Search the records for the string "needs", then copy each line that has it.

Records from a collection:
-.-.-
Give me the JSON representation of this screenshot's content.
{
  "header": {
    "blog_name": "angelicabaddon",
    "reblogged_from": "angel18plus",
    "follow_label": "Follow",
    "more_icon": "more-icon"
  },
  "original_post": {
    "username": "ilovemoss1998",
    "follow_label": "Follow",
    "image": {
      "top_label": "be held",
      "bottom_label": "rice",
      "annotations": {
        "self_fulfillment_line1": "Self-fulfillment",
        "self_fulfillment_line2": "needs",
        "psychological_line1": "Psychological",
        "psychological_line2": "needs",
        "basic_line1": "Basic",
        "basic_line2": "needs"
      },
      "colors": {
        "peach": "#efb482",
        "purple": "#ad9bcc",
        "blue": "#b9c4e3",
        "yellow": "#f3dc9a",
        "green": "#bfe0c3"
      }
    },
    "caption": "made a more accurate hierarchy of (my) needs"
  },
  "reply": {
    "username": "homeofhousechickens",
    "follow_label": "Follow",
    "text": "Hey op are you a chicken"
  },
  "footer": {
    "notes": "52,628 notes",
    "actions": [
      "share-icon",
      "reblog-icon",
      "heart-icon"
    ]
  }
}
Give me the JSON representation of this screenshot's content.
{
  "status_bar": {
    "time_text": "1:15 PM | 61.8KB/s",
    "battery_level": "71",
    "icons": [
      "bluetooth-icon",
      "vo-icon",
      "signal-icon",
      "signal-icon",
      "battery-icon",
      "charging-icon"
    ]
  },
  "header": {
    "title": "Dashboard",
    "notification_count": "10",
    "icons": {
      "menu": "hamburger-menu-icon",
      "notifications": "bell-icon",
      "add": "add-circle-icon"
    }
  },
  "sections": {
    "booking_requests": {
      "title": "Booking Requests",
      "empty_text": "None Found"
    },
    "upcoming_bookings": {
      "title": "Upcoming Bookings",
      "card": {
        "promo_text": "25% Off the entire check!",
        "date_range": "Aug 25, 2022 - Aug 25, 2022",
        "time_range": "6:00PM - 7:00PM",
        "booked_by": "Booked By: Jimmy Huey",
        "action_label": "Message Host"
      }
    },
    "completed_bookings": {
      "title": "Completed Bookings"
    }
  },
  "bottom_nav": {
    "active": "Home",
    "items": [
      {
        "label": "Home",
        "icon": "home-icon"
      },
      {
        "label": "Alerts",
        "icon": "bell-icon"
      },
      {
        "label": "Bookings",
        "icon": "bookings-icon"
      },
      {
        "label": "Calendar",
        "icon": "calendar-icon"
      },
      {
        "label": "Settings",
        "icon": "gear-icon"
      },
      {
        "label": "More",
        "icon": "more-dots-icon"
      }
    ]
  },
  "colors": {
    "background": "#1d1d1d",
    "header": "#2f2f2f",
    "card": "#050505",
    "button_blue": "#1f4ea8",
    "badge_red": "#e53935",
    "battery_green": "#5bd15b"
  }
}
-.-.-
The answer:
        "self_fulfillment_line2": "needs",
        "psychological_line2": "needs",
        "basic_line2": "needs"
    "caption": "made a more accurate hierarchy of (my) needs"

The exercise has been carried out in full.